# Instructions for the task
On how many lines of the data below does the word "fill" appear? Reply with the number only.

# Records shown
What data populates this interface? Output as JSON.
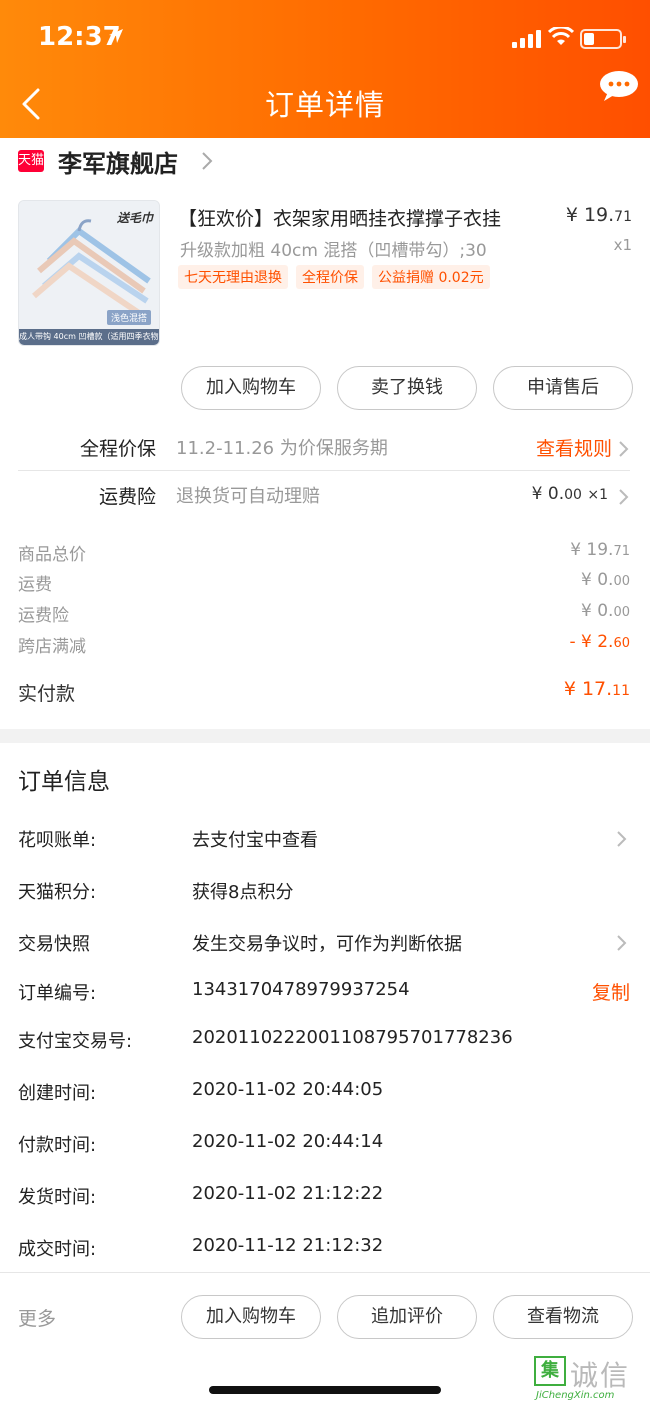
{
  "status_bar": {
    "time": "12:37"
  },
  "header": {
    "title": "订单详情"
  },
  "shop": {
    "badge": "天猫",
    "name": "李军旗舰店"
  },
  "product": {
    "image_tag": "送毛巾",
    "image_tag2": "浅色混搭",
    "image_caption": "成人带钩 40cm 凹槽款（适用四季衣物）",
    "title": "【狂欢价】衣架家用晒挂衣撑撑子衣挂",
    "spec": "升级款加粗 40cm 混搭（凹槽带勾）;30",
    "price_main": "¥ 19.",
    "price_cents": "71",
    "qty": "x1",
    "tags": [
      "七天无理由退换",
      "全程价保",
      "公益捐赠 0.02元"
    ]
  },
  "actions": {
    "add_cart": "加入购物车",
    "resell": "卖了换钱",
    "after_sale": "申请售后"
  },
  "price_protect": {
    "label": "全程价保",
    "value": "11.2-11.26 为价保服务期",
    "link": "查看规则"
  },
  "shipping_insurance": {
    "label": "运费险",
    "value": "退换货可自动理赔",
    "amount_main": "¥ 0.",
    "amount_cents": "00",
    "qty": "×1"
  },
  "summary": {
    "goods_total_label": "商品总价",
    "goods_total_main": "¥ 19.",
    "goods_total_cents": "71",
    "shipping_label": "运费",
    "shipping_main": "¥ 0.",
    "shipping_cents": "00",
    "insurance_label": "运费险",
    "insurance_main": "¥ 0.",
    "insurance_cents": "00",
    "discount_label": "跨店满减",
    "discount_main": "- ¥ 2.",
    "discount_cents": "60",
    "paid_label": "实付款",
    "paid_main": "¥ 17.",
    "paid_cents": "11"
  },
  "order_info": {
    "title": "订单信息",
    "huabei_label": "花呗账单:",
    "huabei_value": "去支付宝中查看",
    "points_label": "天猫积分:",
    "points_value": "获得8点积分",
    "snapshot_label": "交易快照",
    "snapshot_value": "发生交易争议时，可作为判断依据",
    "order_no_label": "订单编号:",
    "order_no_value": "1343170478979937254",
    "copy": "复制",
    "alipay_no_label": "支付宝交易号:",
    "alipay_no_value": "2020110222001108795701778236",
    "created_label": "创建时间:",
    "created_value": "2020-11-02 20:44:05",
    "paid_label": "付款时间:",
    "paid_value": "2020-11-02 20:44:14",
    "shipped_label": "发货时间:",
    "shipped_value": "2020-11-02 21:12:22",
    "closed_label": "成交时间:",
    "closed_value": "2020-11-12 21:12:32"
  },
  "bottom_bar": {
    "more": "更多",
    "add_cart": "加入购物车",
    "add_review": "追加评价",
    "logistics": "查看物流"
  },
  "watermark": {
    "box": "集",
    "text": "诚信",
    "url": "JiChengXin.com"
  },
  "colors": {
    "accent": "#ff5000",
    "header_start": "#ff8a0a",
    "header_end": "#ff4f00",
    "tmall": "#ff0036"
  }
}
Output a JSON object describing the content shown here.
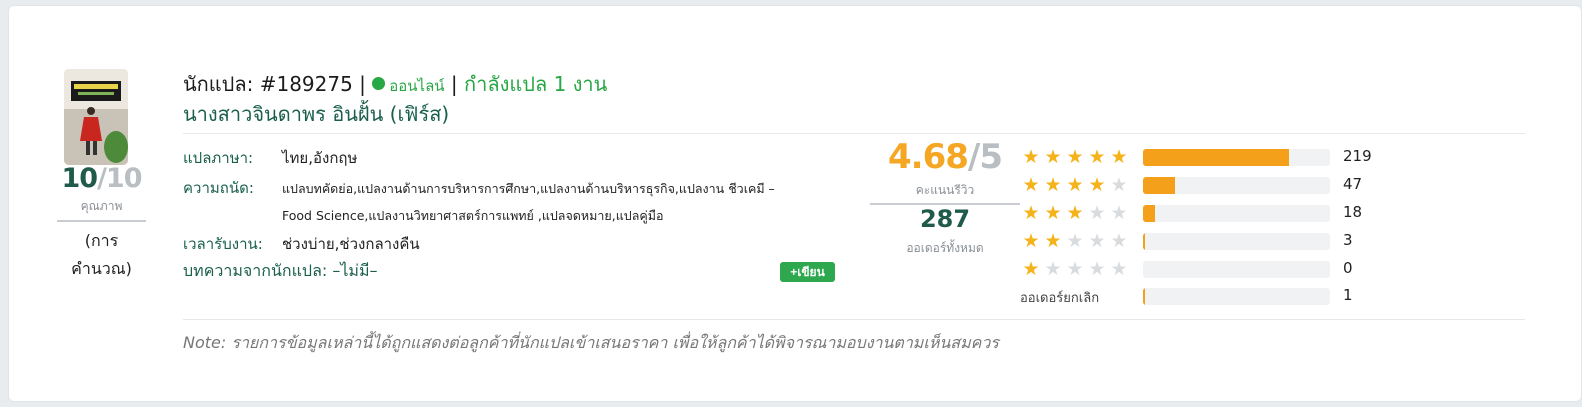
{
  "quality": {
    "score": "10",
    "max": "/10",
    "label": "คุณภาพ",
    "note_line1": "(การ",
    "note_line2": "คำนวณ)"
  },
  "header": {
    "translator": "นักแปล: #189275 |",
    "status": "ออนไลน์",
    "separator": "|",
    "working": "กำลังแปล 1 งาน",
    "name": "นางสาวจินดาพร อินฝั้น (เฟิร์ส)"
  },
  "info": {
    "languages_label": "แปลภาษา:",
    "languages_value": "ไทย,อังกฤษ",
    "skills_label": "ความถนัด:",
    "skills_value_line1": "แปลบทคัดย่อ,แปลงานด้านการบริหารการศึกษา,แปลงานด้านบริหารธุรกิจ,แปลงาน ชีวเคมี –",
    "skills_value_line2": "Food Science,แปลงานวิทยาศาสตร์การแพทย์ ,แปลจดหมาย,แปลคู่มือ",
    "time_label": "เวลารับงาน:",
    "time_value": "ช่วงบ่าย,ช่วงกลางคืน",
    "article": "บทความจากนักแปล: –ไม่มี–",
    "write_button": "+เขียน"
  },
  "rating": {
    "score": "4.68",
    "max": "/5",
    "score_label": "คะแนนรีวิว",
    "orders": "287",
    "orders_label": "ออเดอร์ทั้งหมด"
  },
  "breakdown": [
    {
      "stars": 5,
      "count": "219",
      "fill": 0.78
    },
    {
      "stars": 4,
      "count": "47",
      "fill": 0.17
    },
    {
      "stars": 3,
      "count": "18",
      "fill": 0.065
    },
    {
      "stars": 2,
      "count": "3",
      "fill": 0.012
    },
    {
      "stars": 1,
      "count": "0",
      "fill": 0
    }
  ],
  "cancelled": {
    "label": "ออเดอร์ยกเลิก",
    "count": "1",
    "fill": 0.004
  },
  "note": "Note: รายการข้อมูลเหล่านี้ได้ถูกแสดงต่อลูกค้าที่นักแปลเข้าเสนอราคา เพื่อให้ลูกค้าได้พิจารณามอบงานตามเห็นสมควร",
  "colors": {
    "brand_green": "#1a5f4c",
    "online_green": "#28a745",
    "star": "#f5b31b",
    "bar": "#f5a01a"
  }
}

# Answer space
6